His team-mate Jenson Button was taking out of the race by an out-of-control Sebastian Vettel! It was a silly crash by the Red Bull driver as Button defended his track position at the Bus Stop chicane, and yet Vettel was sensing the opportunity to pass but he lost control of his car under braking…
Fernando Alonso also crashed out in Spa but he made amends to this bad form with some excellent race wins in Monza (Ferrari’s home race) and at Singapore.
In those two races, Lewis Hamilton lost some important championship points no thanks to his determination to get pass his rivals. The McLaren driver was out on the first lap at Monza after damaging his right-front wheel against Felipe Massa’s Ferrari. In the night race at Singapore, he attempted to overtake Mark Webber on the outside but the Australian kept his driving line and bashed into the McLaren damaging it.
Webber made it to the finish despite the wheel nearly coming off the rim edge! As for Sebastian Vettel, he drove a solid race to second pressuring Fernando Alonso all the way to the chequered flag.
Vettel was back in the winner’s circle with a dominant drive in the Japanese Grand Prix. He should have won in Korea but his car let him down – a massive engine failure. Vettel shrugged off that disappointment by winning the final two races of the season in Brazil and Abu Dhabi, sealing the championship for Red Bull Racing and for himself.
That final race at Abu Dhabi should have been thrilling, with four drivers in with a shout of winning the title but the nature of the circuit made it difficult for the cars to overtake and so it was down to race strategy.
Ferrari screwed up on that by focusing too much on Webber and not race leader Vettel. This bad call in the pits affected Fernando Alonso’s race and the Spaniard was unable to win his third title despite heading into the weekend as the pre-title favourite…
As for Webber that crash in Korea – in which he spun off in the wet conditions trying to keep on tabs with Vettel – proved to be very costly in terms of the championship. He was unhappy with Red Bull favouring Sebastian for the title and he simply under performed in the season finale with P5 in qualifying and P8 in the race.

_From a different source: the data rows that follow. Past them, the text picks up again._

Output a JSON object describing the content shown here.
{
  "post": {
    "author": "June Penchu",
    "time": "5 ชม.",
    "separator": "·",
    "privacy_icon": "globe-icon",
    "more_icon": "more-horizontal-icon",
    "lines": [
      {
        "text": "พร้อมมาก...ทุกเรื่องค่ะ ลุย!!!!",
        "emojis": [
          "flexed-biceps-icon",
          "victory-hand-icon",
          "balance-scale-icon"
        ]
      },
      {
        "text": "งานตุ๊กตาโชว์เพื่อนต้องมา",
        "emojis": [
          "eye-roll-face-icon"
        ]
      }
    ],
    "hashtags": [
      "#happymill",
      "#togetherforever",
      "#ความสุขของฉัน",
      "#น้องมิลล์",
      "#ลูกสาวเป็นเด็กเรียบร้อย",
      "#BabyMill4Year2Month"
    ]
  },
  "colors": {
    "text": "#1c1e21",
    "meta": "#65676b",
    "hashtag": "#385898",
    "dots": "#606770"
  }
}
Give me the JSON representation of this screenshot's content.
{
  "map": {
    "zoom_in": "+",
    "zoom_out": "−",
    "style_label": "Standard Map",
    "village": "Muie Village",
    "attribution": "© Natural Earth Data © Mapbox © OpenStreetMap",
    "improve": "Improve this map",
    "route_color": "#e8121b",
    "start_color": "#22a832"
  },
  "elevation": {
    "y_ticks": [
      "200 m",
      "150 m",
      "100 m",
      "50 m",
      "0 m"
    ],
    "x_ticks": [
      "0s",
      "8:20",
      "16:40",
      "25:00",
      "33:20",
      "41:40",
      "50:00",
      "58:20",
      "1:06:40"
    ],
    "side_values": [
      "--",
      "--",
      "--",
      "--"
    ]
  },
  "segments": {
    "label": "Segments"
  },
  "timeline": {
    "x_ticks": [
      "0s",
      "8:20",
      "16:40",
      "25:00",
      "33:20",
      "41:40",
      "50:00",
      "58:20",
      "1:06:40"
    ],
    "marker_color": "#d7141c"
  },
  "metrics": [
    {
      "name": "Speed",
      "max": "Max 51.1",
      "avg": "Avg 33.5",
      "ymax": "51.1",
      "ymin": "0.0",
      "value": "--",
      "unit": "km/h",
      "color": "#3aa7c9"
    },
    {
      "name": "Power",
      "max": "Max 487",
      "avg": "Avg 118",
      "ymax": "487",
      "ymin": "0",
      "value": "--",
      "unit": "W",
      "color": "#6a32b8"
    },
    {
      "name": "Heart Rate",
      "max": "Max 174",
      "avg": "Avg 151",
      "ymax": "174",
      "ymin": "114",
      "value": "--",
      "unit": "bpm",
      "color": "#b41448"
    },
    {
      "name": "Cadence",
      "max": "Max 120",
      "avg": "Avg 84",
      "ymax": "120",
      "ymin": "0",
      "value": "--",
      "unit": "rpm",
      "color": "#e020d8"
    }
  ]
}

And what about Lewis Hamilton? He had nothing to lose and he raced hard against Vettel to win the final race of a long 2010 season. The win and championship went to the young German after a solid performance.
So does Sebastian Vettel deserve the championship? I would say yes. Okay, he had his fair share of bad luck and crashes, but his form in qualifying has been excellent. Ten pole positions. As for his five victories, it was a master class of driving in the best car.
Other highlights in this intense and dramatic season? Nulk Hülkenberg’s maiden pole position for Williams at Interlagos; Michael Schumacher struggling in his comeback with Mercedes GP but in the final few races, his race pace improved; The battle between the three new teams – Lotus, Virgin Racing and HRT; Kamui Kobayashi’s overtaking moves during the final laps in Suzuka; Korea’s new circuit that was completed just two weeks before the inaugural Korean Grand Prix.
Well done Sebastian Vettel and as for the BBC, I love the extensive coverage on the red button! All three practice sessions, race forum and alternative commentary. I really wish Radio 5 Live’s David Croft and Anthony Davidson are the main commentary feed, as the pair provides more energy, insight and enthusiasm compared to Jonathan Legard and Martin Brundle. I like Martin’s racing insight but his colleague is simply useless at explaining the action unfolding during qualifying and the race! Please change it BBC for the viewers sake.
The new season is just over one hundred days away and I am already looking forward it. Not only to witness Sebastian Vettel defending his title honour with car number one on his Red Bull, but the close competition, new drivers and tyre supplier Pirelli providing the action. Roll on March 2011!